"But we brought together people who are really at the top of their game, and being around people like that really pushes you to be the best that you can."

Asked to project the next insane step in this research, something that might take another 10 years to unfold, Pande said he'd really like to develop similar atomistic simulations of processes at the scale of an entire cell.

A key challenge of battling a disease like cancer, he said, is that the tumor cells are using normal proteins to conduct abnormal processes. Deciphering how the cells and proteins behave (or, rather, misbehave) at the molecular scale, he said, could help scientists design drugs that target specific molecular pathways to battle cancer.

"We will need to push the boundaries of both computers and algorithms," Pande said, " but the conceptual steps are there."
-end-
The work published in Nature Chemistry was co-authored by Russ Altman, a professor of bioengineering, genetics and medicine at Stanford School of Medicine. The lead authors of the paper are Kai Kohlhoff (a former Simbios postdoc, currently a researcher at Google) and current postdoctoral fellows Diwakar Shukla and Morgan Lawrenz. The other contributors are Gregory Bowman, previously a postdoctoral scholar at Stanford, and David Konerding and Dan Belov, engineers at Google.

Stanford University

Related Biology Articles from Brightsurf:

Experimental Biology press materials available now
Though the Experimental Biology (EB) 2020 meeting was canceled in response to the COVID-19 outbreak, EB research abstracts are being published in the April 2020 issue of The FASEB Journal.

Structural biology: Special delivery
Bulky globular proteins require specialized transport systems for insertion into membranes.

Cell biology: All in a flash!
Scientists of Ludwig-Maximilians-Universitaet (LMU) in Munich have developed a tool to eliminate essential proteins from cells with a flash of light.

A biology boost
Assistance during the first years of a biology major leads to higher retention of first-generation students.

Cell biology: Compartments and complexity
Ludwig-Maximilians-Universitaet (LMU) in Munich biologists have taken a closer look at the subcellular distribution of proteins and metabolic intermediates in a model plant.

Cell biology: The complexity of division by two
Ludwig-Maximilians-Universitaet (LMU) in Munich researchers have identified a novel protein that plays a crucial role in the formation of the mitotic spindle, which is essential for correct segregation of a full set of chromosomes to each daughter cell during cell division.

Cell biology: Dynamics of microtubules
Filamentous polymers called microtubules play vital roles in chromosome segregation and molecular transport.

The biology of color
Scientists are on a threshold of a new era of color science with regard to animals, according to a comprehensive review of the field by a multidisciplinary team of researchers led by professor Tim Caro at UC Davis.

Kinky biology
How and why proteins fold is a problem that has implications for protein design and therapeutics.

A new tool to decipher evolutionary biology
A new bioinformatics tool to compare genome data has been developed by teams from the Max F.

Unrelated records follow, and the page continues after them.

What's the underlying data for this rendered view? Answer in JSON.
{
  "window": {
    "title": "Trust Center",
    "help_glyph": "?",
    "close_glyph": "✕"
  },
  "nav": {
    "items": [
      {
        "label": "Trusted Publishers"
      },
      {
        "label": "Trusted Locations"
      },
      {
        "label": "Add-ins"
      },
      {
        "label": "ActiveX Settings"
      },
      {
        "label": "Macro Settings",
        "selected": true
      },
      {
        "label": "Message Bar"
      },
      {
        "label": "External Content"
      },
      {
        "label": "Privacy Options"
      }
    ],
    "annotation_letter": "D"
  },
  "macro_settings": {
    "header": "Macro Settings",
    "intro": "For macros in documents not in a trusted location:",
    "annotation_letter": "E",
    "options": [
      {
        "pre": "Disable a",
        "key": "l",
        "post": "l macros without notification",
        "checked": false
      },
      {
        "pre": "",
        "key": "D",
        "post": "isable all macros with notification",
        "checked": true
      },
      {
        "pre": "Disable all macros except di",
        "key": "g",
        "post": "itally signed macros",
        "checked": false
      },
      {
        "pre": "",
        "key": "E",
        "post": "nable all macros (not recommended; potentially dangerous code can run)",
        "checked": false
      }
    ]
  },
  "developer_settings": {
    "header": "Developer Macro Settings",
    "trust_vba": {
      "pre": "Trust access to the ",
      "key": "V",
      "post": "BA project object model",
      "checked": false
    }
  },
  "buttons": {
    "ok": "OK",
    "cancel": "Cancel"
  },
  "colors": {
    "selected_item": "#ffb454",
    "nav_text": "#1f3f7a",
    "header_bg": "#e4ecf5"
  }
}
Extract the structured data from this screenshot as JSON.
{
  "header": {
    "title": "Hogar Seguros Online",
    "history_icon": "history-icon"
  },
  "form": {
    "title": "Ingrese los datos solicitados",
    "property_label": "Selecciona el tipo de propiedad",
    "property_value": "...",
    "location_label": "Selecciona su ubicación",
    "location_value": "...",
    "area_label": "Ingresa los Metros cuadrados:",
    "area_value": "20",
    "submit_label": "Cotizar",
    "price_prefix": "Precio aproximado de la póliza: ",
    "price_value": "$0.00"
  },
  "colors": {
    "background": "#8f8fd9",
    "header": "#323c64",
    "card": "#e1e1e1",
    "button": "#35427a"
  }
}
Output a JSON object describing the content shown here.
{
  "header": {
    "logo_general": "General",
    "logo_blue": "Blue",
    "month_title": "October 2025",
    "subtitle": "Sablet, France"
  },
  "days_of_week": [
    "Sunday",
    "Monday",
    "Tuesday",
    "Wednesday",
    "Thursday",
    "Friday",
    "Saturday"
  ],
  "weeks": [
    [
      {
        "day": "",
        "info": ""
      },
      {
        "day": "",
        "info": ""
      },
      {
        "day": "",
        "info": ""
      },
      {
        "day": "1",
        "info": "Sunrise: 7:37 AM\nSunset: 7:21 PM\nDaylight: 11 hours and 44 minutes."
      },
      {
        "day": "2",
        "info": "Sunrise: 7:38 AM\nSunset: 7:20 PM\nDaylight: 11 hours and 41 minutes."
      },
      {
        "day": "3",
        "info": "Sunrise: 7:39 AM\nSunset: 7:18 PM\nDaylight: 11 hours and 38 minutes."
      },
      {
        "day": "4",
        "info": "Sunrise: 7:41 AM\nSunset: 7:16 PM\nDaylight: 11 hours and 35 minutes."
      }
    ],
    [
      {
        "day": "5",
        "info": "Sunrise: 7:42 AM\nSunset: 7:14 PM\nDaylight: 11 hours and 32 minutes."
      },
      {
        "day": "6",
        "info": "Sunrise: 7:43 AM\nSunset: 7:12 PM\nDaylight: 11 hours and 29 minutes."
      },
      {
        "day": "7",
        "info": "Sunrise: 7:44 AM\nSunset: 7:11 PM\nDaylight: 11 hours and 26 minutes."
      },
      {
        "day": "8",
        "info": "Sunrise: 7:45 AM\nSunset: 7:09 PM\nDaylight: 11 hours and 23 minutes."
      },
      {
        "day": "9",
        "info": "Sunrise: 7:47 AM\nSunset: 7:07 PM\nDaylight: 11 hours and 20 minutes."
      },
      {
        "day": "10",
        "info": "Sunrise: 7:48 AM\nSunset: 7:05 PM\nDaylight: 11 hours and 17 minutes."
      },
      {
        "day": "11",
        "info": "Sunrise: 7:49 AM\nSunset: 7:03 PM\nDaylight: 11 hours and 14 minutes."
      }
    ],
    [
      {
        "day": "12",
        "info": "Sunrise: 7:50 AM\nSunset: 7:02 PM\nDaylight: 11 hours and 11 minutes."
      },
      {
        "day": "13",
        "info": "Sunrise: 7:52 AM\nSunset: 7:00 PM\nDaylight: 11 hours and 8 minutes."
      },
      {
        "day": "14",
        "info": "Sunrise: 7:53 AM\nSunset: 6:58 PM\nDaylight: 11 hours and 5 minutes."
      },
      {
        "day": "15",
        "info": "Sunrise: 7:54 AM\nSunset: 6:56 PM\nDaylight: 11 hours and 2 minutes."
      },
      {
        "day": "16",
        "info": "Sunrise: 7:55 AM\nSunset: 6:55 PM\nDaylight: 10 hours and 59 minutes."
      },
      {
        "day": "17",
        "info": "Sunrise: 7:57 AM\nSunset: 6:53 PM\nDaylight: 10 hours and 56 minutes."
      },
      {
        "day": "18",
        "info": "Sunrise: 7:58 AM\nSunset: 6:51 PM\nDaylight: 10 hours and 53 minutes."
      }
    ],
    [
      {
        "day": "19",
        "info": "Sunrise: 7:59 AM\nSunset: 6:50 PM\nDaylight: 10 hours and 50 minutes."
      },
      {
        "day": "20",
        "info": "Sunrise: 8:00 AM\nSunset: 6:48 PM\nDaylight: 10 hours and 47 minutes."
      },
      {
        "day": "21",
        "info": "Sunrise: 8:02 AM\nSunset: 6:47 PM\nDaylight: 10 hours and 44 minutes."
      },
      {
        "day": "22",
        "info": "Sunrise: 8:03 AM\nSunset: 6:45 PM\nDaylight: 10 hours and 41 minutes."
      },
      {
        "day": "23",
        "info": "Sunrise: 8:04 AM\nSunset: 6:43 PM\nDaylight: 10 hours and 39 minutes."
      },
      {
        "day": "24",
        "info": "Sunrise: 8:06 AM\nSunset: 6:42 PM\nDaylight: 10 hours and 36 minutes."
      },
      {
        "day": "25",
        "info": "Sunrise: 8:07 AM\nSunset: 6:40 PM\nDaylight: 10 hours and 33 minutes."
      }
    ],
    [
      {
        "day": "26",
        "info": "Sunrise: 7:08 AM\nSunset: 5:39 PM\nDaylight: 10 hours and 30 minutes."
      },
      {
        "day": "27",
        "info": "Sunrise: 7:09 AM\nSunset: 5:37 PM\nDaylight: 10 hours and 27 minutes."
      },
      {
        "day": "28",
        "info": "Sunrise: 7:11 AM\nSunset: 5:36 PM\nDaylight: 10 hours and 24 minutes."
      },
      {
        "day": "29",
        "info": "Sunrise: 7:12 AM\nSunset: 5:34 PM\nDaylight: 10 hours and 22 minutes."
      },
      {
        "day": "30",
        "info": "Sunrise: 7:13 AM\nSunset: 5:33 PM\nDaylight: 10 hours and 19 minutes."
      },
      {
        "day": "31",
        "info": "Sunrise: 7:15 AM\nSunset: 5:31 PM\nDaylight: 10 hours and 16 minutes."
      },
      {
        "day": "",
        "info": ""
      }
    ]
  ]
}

Read More: Biology News and Biology Current Events
Brightsurf.com is a participant in the Amazon Services LLC Associates Program, an affiliate advertising program designed to provide a means for sites to earn advertising fees by advertising and linking to Amazon.com.